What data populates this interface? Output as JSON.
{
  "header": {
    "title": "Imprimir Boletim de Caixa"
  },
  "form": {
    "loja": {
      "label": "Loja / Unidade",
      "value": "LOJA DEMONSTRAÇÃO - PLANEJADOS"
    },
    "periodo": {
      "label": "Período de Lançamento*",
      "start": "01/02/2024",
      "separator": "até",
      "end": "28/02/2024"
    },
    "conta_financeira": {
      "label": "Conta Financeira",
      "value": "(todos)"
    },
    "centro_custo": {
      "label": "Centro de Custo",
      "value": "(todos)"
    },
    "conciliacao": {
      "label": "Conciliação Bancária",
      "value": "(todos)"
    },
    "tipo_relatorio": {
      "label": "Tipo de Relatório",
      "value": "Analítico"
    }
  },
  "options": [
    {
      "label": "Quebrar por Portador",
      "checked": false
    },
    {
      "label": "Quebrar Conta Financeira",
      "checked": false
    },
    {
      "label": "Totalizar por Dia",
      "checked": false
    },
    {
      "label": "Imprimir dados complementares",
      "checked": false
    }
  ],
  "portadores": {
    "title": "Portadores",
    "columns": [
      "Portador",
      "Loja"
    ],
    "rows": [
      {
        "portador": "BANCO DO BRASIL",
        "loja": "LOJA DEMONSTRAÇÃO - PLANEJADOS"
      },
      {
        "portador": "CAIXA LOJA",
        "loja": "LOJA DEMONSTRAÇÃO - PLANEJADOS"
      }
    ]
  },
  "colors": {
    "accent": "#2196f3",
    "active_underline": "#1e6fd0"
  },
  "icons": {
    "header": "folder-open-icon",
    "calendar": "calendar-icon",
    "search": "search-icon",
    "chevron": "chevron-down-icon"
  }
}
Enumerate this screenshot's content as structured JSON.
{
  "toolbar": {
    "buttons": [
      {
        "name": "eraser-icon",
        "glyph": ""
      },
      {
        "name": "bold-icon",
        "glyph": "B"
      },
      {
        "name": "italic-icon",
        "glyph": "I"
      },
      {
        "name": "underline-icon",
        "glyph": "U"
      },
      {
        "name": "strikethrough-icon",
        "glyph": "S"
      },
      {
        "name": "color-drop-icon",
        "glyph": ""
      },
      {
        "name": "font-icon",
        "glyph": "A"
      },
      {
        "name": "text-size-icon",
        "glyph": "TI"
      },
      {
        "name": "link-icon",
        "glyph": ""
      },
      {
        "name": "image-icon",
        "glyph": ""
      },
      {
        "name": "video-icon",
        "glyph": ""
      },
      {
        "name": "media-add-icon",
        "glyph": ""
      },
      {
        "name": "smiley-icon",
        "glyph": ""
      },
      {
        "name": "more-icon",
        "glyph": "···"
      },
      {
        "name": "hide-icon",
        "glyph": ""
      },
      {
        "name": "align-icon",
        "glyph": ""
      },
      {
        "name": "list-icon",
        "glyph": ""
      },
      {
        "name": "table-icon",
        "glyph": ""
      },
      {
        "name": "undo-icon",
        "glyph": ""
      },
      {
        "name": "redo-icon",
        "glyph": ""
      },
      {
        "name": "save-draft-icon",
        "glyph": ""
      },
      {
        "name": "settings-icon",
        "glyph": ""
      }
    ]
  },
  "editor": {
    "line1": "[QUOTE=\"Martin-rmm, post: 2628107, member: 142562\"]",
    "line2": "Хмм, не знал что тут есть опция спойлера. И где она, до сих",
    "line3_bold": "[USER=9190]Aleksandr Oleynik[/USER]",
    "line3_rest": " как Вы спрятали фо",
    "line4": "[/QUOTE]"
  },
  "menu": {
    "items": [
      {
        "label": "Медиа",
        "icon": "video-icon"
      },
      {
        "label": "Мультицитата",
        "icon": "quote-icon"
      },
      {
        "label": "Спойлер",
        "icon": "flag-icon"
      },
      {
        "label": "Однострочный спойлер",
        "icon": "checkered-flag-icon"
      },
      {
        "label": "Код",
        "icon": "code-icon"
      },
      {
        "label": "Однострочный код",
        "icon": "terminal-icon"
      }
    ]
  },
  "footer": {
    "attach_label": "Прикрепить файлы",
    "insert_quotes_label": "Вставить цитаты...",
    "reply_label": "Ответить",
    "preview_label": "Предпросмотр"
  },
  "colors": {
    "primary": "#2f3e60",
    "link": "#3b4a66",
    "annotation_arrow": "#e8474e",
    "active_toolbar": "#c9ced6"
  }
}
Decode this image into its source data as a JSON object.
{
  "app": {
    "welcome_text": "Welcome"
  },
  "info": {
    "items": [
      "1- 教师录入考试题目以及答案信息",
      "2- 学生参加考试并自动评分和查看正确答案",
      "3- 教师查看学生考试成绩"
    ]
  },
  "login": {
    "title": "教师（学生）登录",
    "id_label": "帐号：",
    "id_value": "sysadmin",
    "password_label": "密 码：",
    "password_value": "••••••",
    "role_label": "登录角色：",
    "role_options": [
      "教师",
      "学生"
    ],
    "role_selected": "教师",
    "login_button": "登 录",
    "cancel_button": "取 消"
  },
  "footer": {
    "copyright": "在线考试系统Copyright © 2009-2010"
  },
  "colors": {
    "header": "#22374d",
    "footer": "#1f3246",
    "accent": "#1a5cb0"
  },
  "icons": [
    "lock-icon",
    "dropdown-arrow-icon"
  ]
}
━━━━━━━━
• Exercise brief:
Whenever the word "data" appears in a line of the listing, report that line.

• Result:
What data populates this interface? Output as JSON.
Decode this image into its source data as a JSON object.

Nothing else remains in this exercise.